# Problem description
Below are the records; copy each line in which "this" occurs.

# Dataset records
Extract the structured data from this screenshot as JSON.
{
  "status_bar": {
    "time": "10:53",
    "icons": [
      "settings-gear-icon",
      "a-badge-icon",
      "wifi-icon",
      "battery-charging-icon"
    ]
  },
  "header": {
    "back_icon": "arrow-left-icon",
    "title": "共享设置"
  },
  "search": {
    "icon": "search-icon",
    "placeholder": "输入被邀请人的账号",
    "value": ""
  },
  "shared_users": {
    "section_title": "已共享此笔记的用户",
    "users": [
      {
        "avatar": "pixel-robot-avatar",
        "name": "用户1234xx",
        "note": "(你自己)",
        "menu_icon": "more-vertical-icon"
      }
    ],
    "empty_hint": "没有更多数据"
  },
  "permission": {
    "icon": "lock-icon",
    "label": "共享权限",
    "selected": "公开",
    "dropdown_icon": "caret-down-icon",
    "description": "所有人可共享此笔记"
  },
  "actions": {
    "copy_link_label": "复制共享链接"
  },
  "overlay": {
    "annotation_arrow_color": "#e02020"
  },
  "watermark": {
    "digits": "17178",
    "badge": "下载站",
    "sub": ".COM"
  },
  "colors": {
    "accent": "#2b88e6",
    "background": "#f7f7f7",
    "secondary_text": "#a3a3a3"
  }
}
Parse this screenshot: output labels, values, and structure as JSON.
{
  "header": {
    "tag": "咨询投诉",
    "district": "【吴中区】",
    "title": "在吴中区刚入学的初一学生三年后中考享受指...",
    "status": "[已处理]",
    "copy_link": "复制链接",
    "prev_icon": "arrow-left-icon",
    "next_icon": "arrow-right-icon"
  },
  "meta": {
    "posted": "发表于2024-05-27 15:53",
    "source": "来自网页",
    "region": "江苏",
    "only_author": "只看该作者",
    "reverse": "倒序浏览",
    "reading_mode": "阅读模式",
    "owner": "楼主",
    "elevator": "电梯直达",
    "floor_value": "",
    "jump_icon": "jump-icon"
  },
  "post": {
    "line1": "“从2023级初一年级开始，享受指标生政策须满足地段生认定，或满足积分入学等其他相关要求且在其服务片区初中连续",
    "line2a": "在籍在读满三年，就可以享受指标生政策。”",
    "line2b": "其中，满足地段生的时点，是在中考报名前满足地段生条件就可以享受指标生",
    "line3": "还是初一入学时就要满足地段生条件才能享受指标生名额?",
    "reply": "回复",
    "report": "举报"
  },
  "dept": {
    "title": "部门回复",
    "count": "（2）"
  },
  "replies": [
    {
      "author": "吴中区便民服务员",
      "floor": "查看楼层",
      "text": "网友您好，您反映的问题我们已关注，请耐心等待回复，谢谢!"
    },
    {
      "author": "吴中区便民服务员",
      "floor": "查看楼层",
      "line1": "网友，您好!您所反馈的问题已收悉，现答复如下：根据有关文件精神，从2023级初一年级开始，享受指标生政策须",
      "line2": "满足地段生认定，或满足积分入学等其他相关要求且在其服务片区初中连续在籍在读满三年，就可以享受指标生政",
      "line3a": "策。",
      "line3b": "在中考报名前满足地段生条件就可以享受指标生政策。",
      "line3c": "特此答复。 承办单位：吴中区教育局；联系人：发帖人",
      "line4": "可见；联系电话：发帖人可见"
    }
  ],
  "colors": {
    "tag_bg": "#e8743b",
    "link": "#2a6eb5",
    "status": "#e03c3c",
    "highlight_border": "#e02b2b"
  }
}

# Response box
Extract the structured data from this screenshot as JSON.
Parse this screenshot: output labels, values, and structure as JSON.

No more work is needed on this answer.